◆ WORK REQUEST ◆
Please repeat the data in full, character for character.

[Items from an interface collection]
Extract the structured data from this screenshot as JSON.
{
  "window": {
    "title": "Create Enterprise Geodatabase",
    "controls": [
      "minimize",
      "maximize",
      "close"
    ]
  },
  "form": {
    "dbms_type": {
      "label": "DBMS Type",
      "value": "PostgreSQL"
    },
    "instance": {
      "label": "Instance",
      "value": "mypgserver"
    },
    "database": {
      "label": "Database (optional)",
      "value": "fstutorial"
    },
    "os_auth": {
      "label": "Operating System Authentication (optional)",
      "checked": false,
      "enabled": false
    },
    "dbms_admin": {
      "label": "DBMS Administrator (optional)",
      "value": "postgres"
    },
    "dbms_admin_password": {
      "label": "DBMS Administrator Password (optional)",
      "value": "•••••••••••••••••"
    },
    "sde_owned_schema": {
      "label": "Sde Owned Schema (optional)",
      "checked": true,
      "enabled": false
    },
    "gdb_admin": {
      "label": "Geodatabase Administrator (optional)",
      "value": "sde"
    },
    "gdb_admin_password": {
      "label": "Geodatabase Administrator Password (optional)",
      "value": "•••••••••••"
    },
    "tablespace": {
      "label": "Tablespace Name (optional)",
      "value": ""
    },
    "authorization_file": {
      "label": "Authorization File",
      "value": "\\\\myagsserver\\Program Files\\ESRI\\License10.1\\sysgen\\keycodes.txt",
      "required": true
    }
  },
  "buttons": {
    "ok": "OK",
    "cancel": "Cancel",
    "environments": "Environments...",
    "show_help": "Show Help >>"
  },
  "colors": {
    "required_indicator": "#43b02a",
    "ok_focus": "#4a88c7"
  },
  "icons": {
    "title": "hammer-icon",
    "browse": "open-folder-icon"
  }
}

◆ EXERCISE RESULT ◆
Extract the structured data from this screenshot as JSON.
{
  "window": {
    "title": "Create Enterprise Geodatabase",
    "controls": [
      "minimize",
      "maximize",
      "close"
    ]
  },
  "form": {
    "dbms_type": {
      "label": "DBMS Type",
      "value": "PostgreSQL"
    },
    "instance": {
      "label": "Instance",
      "value": "mypgserver"
    },
    "database": {
      "label": "Database (optional)",
      "value": "fstutorial"
    },
    "os_auth": {
      "label": "Operating System Authentication (optional)",
      "checked": false,
      "enabled": false
    },
    "dbms_admin": {
      "label": "DBMS Administrator (optional)",
      "value": "postgres"
    },
    "dbms_admin_password": {
      "label": "DBMS Administrator Password (optional)",
      "value": "•••••••••••••••••"
    },
    "sde_owned_schema": {
      "label": "Sde Owned Schema (optional)",
      "checked": true,
      "enabled": false
    },
    "gdb_admin": {
      "label": "Geodatabase Administrator (optional)",
      "value": "sde"
    },
    "gdb_admin_password": {
      "label": "Geodatabase Administrator Password (optional)",
      "value": "•••••••••••"
    },
    "tablespace": {
      "label": "Tablespace Name (optional)",
      "value": ""
    },
    "authorization_file": {
      "label": "Authorization File",
      "value": "\\\\myagsserver\\Program Files\\ESRI\\License10.1\\sysgen\\keycodes.txt",
      "required": true
    }
  },
  "buttons": {
    "ok": "OK",
    "cancel": "Cancel",
    "environments": "Environments...",
    "show_help": "Show Help >>"
  },
  "colors": {
    "required_indicator": "#43b02a",
    "ok_focus": "#4a88c7"
  },
  "icons": {
    "title": "hammer-icon",
    "browse": "open-folder-icon"
  }
}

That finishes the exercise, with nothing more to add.